Thursday, September 9, 2010
Divorce Advice: My Half-Dozen Rules
Even if you think you were married to the most upstanding, moral, wise, and essentially kind human being, he has probably changed. At the very least, he's in a crisis and not thinking with the "big head." The head he is thinking with is no longer the least bit concerned with you or your well-being.
1) As you prepare to move out--or as he moves out, be absolutely certain you have made copies of everything--or just take the originals. You can make copies later and see that he has whatever paperwork he needs at some later point if you are feeling generous. You need everything. Bank statements (or access to on line banking--and if you do have online access change those user names and passwords before he does), credit card statements, insurance documents, absolutely everything financial. You need to continue to keep tabs on all financial transactions from the date of separation until everything is settled. I wish I had taken the entire filing cabinet. Don't forget to take his cell phone records.

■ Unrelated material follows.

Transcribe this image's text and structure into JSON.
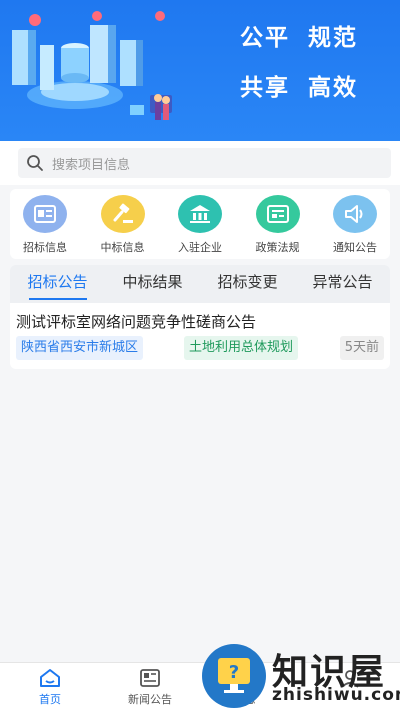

2) If separating your finances is going to take some time, consider canceling all credit cards. If you need the credit until your spousal support kicks in, think about adjusting the credit limit. I now could be liable for tens of thousands of dollars of credit card debt racked up by my ex because I didn't take any action. You have to think clearly about what you need and what could happen as an outcome of any choice you might make. I wish I had simply taken half of every liquid asset immediately. It would have been appropriate to my circumstances--30 years of marriage, 20-some years of raising children while not working outside the home, community property state.
3) Don't be overly patient. A reasonable amount of time for Mr. Ex and me to settle our financial affairs might have been 6 months or so. I've now spent so much on attorney fees that I could have gone to trial at the 6 month mark and ended all of this. Go to trial if there's a possibility of things dragging on and on.
4) If your ex is planning to remarry, use the time pressure inherent in this situation. DO NOT BIFURCATE. Bifurcation means that the dissolution of the marriage is on a separate timetable from the settlement of financial affairs. Don't let your marriage be dissolved until he has paid up by dividing all joint assets and agreeing to alimony. My attorney suggested bifurcation. It's common. It's what people do. Don't do it.
5) Don't be so damn nice.
6) Don't be nice at all.